Russia, Ukraine and Kazakhstan are becoming key players in the world’s grain markets, likely entailing serious consequences for their performance.
According to the Institute for Agricultural Markets Studies, Russian wheat exports should reach over 20 million tons for the 2011/12 crop, leading the country to rank second largest wheat exporter in the world, behind the United States.
Ukraine, for its part, should see its corn crop reach a record 20 million tons for the 2011/12 season––close to twice the previous crop–says the American Department of Agriculture (USDA). In addition, corn exports should reach 14 million tons. These figures should place Ukraine among the world’s top five corn producers, and among the three largest exporters.
Volodymyr Lapa, General Director of the Ukrainian Agrarian Business Club, indicates that Russia, Ukraine and Kazakhstan could therefore account for 30 to 35 percent of global wheat exports in seven to ten years, against 12 to 17 percent today.
And their power could even escalate, since these nations’ agricultural development attracts recurrent investments as a result of significant production capabilities that are yet to be farmed. There is indeed a high availability of farmland in the region. Russia is known to have huge areas of arable land for grain crops not yet cultivated (close to 385 million acres, or more than the total of cultivated farmland in Russia, Ukraine and Kazakhstan)1. In addition, the present-day low yields––0.86 ton/acre according to the FAO––are opening up high yield possibilities.
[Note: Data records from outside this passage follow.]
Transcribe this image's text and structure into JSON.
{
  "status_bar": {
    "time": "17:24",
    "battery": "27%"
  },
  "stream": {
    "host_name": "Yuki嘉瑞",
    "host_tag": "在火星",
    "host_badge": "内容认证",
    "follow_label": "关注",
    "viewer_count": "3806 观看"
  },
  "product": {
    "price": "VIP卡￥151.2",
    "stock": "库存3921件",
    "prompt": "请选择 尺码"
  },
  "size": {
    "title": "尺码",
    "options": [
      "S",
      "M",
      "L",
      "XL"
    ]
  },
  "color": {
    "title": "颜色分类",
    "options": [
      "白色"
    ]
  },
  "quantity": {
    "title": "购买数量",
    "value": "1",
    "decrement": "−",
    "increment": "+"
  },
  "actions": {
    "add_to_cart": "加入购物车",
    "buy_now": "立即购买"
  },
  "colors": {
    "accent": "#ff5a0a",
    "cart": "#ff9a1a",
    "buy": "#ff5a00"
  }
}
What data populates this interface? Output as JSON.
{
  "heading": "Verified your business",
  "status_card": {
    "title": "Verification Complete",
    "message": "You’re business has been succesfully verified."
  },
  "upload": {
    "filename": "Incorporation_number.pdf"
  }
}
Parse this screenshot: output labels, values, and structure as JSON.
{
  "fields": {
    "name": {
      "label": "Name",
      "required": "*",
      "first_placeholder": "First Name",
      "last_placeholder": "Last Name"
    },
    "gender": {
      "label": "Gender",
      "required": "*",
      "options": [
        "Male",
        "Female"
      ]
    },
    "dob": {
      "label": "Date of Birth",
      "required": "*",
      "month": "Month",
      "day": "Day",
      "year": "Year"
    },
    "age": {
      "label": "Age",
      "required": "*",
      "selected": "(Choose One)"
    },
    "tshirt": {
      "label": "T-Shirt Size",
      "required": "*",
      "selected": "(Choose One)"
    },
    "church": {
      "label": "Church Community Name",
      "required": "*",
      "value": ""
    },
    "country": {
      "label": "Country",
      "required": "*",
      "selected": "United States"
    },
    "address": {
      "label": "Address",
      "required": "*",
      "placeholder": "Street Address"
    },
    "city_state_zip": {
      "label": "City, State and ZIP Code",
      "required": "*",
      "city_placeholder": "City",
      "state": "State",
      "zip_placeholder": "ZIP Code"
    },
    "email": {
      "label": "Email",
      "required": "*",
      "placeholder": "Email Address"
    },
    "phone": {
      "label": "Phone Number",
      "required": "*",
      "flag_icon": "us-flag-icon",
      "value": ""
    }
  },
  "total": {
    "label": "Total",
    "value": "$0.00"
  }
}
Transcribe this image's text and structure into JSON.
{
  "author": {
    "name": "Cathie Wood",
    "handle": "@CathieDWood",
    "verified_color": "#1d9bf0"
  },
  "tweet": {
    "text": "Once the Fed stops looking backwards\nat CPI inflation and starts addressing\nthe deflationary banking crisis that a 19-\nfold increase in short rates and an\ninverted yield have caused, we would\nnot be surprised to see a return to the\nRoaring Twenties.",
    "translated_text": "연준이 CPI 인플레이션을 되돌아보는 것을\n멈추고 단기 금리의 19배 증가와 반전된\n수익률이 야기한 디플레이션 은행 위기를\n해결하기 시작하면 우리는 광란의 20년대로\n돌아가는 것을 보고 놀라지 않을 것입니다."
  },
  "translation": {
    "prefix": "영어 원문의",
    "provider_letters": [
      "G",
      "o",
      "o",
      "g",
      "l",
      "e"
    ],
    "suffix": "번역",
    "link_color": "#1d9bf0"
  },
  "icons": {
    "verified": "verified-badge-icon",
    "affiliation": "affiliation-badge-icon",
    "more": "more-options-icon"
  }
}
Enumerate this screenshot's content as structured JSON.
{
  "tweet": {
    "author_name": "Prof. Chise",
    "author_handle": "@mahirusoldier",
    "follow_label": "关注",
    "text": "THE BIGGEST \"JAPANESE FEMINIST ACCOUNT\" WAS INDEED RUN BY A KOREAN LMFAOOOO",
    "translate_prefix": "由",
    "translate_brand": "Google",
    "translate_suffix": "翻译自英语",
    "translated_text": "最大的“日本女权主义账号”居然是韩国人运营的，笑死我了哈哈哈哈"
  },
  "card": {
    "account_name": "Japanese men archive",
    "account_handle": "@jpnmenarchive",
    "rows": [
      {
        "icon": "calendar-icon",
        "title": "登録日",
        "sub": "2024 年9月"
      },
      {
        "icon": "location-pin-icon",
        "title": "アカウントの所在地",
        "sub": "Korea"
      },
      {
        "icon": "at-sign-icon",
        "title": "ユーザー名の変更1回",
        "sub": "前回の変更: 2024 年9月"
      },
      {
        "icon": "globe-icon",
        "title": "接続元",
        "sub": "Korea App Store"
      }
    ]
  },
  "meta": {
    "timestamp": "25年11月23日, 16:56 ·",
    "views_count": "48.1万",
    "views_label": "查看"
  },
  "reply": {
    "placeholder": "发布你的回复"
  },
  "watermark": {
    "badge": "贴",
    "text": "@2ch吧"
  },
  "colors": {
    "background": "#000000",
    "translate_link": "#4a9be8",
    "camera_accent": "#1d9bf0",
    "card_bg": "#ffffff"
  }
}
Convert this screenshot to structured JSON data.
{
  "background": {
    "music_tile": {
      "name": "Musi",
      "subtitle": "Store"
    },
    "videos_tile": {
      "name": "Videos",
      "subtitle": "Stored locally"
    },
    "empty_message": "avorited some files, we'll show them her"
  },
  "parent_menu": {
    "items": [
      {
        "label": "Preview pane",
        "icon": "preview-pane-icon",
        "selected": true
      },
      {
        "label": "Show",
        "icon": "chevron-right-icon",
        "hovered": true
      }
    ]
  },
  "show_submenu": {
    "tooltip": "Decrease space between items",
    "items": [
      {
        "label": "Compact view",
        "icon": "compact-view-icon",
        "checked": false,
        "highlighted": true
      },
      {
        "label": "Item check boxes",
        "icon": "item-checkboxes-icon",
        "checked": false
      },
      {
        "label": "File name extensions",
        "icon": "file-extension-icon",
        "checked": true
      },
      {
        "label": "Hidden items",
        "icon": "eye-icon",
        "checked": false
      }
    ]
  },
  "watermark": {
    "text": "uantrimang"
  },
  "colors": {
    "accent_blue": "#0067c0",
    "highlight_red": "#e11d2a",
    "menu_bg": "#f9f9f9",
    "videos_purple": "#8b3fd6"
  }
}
Yet, the events of 2010 have emphasized how climate and political instability can impact the region. Following a severe drought, Russia enacted a ban on wheat exports, leading to a drop in Russian wheat exports––a fivefold reduction as compared to the previous crop––and a drastic price surge in global markets.
This emerging output and export cluster in the Black Sea area should therefore be closely monitored. As Russian, Ukrainian and Kazakh export volumes are accounting for an increasing share of global grain exports, local developments are bound to bear a greater impact on international markets.
1 According to the Center for Studies and Foresight of the French Ministry of Agriculture, http://agriculture.gouv.fr/Veille-no48-Septembre-2011-La